▶ [Assigned task]: Please retype the data below in full.

-- Records shown follows --

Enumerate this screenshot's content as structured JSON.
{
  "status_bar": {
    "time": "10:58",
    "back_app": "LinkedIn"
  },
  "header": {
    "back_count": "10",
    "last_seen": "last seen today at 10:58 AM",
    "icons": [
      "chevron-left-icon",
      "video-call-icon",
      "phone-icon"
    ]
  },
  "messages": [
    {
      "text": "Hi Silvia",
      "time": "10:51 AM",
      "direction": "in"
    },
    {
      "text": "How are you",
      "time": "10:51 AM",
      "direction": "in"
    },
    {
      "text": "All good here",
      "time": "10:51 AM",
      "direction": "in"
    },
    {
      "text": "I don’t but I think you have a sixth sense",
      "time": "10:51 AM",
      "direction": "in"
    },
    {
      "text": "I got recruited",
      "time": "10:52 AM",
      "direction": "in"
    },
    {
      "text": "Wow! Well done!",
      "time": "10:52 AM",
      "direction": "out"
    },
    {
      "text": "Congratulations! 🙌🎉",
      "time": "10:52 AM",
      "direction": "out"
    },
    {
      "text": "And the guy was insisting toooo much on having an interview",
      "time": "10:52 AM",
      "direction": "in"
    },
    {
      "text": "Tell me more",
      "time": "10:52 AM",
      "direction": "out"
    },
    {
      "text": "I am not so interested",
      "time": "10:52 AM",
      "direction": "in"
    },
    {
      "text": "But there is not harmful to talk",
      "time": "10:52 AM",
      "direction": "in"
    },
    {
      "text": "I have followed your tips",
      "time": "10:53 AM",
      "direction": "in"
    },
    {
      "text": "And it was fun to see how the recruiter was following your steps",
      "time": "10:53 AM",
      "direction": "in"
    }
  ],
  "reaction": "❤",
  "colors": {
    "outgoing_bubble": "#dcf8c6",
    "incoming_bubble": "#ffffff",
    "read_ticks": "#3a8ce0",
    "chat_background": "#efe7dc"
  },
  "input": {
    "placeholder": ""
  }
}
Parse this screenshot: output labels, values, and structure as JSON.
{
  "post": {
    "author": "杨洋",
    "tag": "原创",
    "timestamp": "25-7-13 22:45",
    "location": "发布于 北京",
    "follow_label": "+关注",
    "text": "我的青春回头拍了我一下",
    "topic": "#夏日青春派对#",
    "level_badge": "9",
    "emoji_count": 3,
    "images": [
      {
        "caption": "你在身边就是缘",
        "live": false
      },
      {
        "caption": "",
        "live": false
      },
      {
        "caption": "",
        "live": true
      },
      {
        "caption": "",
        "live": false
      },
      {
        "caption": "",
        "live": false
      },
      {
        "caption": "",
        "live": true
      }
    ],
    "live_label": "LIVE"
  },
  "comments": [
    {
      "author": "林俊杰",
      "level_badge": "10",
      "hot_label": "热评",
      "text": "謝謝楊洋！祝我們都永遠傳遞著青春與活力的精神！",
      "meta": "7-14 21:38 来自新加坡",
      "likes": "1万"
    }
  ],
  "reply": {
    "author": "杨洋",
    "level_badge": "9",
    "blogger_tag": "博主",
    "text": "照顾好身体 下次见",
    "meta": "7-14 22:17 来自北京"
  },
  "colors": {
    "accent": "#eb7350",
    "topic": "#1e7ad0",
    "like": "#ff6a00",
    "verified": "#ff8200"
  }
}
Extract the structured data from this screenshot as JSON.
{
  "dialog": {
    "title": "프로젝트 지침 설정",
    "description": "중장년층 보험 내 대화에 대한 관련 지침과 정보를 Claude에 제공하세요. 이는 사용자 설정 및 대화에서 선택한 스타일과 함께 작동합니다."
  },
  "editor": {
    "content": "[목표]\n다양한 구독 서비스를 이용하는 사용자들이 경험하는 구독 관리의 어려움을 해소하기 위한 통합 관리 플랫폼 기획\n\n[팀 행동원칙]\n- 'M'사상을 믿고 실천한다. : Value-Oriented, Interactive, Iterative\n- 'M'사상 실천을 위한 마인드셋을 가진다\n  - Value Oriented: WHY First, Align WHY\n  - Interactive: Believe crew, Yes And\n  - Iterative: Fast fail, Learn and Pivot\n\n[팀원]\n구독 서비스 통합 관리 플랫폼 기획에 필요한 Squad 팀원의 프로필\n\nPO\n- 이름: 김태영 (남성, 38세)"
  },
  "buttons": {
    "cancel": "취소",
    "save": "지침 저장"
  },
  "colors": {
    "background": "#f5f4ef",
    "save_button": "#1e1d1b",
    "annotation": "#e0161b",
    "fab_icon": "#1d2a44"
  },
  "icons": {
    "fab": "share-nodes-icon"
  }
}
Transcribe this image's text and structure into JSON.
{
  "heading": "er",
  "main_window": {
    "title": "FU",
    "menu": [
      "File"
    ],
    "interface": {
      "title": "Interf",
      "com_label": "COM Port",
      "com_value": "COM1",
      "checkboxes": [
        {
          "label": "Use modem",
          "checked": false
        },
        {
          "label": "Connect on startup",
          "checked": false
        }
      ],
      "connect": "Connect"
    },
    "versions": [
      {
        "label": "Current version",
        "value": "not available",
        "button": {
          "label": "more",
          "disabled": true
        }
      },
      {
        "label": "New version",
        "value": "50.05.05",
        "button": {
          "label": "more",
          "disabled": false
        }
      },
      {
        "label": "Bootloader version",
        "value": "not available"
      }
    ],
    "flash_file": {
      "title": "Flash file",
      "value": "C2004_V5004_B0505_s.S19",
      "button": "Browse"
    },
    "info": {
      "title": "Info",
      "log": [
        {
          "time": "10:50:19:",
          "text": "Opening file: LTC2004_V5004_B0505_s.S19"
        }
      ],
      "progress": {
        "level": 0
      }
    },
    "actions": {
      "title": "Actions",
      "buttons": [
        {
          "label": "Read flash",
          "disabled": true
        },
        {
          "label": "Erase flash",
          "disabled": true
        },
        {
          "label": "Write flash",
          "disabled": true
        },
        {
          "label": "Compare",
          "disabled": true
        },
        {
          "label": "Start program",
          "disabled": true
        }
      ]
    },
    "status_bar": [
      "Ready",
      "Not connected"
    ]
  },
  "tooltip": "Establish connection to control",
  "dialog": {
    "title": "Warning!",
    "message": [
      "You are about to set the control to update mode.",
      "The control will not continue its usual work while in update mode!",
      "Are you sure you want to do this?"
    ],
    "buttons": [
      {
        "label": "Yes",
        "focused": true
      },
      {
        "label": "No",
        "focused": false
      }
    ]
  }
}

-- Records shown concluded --

▶ [Exercise result]:
Enumerate this screenshot's content as structured JSON.
{
  "status_bar": {
    "time": "10:58",
    "back_app": "LinkedIn"
  },
  "header": {
    "back_count": "10",
    "last_seen": "last seen today at 10:58 AM",
    "icons": [
      "chevron-left-icon",
      "video-call-icon",
      "phone-icon"
    ]
  },
  "messages": [
    {
      "text": "Hi Silvia",
      "time": "10:51 AM",
      "direction": "in"
    },
    {
      "text": "How are you",
      "time": "10:51 AM",
      "direction": "in"
    },
    {
      "text": "All good here",
      "time": "10:51 AM",
      "direction": "in"
    },
    {
      "text": "I don’t but I think you have a sixth sense",
      "time": "10:51 AM",
      "direction": "in"
    },
    {
      "text": "I got recruited",
      "time": "10:52 AM",
      "direction": "in"
    },
    {
      "text": "Wow! Well done!",
      "time": "10:52 AM",
      "direction": "out"
    },
    {
      "text": "Congratulations! 🙌🎉",
      "time": "10:52 AM",
      "direction": "out"
    },
    {
      "text": "And the guy was insisting toooo much on having an interview",
      "time": "10:52 AM",
      "direction": "in"
    },
    {
      "text": "Tell me more",
      "time": "10:52 AM",
      "direction": "out"
    },
    {
      "text": "I am not so interested",
      "time": "10:52 AM",
      "direction": "in"
    },
    {
      "text": "But there is not harmful to talk",
      "time": "10:52 AM",
      "direction": "in"
    },
    {
      "text": "I have followed your tips",
      "time": "10:53 AM",
      "direction": "in"
    },
    {
      "text": "And it was fun to see how the recruiter was following your steps",
      "time": "10:53 AM",
      "direction": "in"
    }
  ],
  "reaction": "❤",
  "colors": {
    "outgoing_bubble": "#dcf8c6",
    "incoming_bubble": "#ffffff",
    "read_ticks": "#3a8ce0",
    "chat_background": "#efe7dc"
  },
  "input": {
    "placeholder": ""
  }
}
Parse this screenshot: output labels, values, and structure as JSON.
{
  "post": {
    "author": "杨洋",
    "tag": "原创",
    "timestamp": "25-7-13 22:45",
    "location": "发布于 北京",
    "follow_label": "+关注",
    "text": "我的青春回头拍了我一下",
    "topic": "#夏日青春派对#",
    "level_badge": "9",
    "emoji_count": 3,
    "images": [
      {
        "caption": "你在身边就是缘",
        "live": false
      },
      {
        "caption": "",
        "live": false
      },
      {
        "caption": "",
        "live": true
      },
      {
        "caption": "",
        "live": false
      },
      {
        "caption": "",
        "live": false
      },
      {
        "caption": "",
        "live": true
      }
    ],
    "live_label": "LIVE"
  },
  "comments": [
    {
      "author": "林俊杰",
      "level_badge": "10",
      "hot_label": "热评",
      "text": "謝謝楊洋！祝我們都永遠傳遞著青春與活力的精神！",
      "meta": "7-14 21:38 来自新加坡",
      "likes": "1万"
    }
  ],
  "reply": {
    "author": "杨洋",
    "level_badge": "9",
    "blogger_tag": "博主",
    "text": "照顾好身体 下次见",
    "meta": "7-14 22:17 来自北京"
  },
  "colors": {
    "accent": "#eb7350",
    "topic": "#1e7ad0",
    "like": "#ff6a00",
    "verified": "#ff8200"
  }
}
Extract the structured data from this screenshot as JSON.
{
  "dialog": {
    "title": "프로젝트 지침 설정",
    "description": "중장년층 보험 내 대화에 대한 관련 지침과 정보를 Claude에 제공하세요. 이는 사용자 설정 및 대화에서 선택한 스타일과 함께 작동합니다."
  },
  "editor": {
    "content": "[목표]\n다양한 구독 서비스를 이용하는 사용자들이 경험하는 구독 관리의 어려움을 해소하기 위한 통합 관리 플랫폼 기획\n\n[팀 행동원칙]\n- 'M'사상을 믿고 실천한다. : Value-Oriented, Interactive, Iterative\n- 'M'사상 실천을 위한 마인드셋을 가진다\n  - Value Oriented: WHY First, Align WHY\n  - Interactive: Believe crew, Yes And\n  - Iterative: Fast fail, Learn and Pivot\n\n[팀원]\n구독 서비스 통합 관리 플랫폼 기획에 필요한 Squad 팀원의 프로필\n\nPO\n- 이름: 김태영 (남성, 38세)"
  },
  "buttons": {
    "cancel": "취소",
    "save": "지침 저장"
  },
  "colors": {
    "background": "#f5f4ef",
    "save_button": "#1e1d1b",
    "annotation": "#e0161b",
    "fab_icon": "#1d2a44"
  },
  "icons": {
    "fab": "share-nodes-icon"
  }
}
Transcribe this image's text and structure into JSON.
{
  "heading": "er",
  "main_window": {
    "title": "FU",
    "menu": [
      "File"
    ],
    "interface": {
      "title": "Interf",
      "com_label": "COM Port",
      "com_value": "COM1",
      "checkboxes": [
        {
          "label": "Use modem",
          "checked": false
        },
        {
          "label": "Connect on startup",
          "checked": false
        }
      ],
      "connect": "Connect"
    },
    "versions": [
      {
        "label": "Current version",
        "value": "not available",
        "button": {
          "label": "more",
          "disabled": true
        }
      },
      {
        "label": "New version",
        "value": "50.05.05",
        "button": {
          "label": "more",
          "disabled": false
        }
      },
      {
        "label": "Bootloader version",
        "value": "not available"
      }
    ],
    "flash_file": {
      "title": "Flash file",
      "value": "C2004_V5004_B0505_s.S19",
      "button": "Browse"
    },
    "info": {
      "title": "Info",
      "log": [
        {
          "time": "10:50:19:",
          "text": "Opening file: LTC2004_V5004_B0505_s.S19"
        }
      ],
      "progress": {
        "level": 0
      }
    },
    "actions": {
      "title": "Actions",
      "buttons": [
        {
          "label": "Read flash",
          "disabled": true
        },
        {
          "label": "Erase flash",
          "disabled": true
        },
        {
          "label": "Write flash",
          "disabled": true
        },
        {
          "label": "Compare",
          "disabled": true
        },
        {
          "label": "Start program",
          "disabled": true
        }
      ]
    },
    "status_bar": [
      "Ready",
      "Not connected"
    ]
  },
  "tooltip": "Establish connection to control",
  "dialog": {
    "title": "Warning!",
    "message": [
      "You are about to set the control to update mode.",
      "The control will not continue its usual work while in update mode!",
      "Are you sure you want to do this?"
    ],
    "buttons": [
      {
        "label": "Yes",
        "focused": true
      },
      {
        "label": "No",
        "focused": false
      }
    ]
  }
}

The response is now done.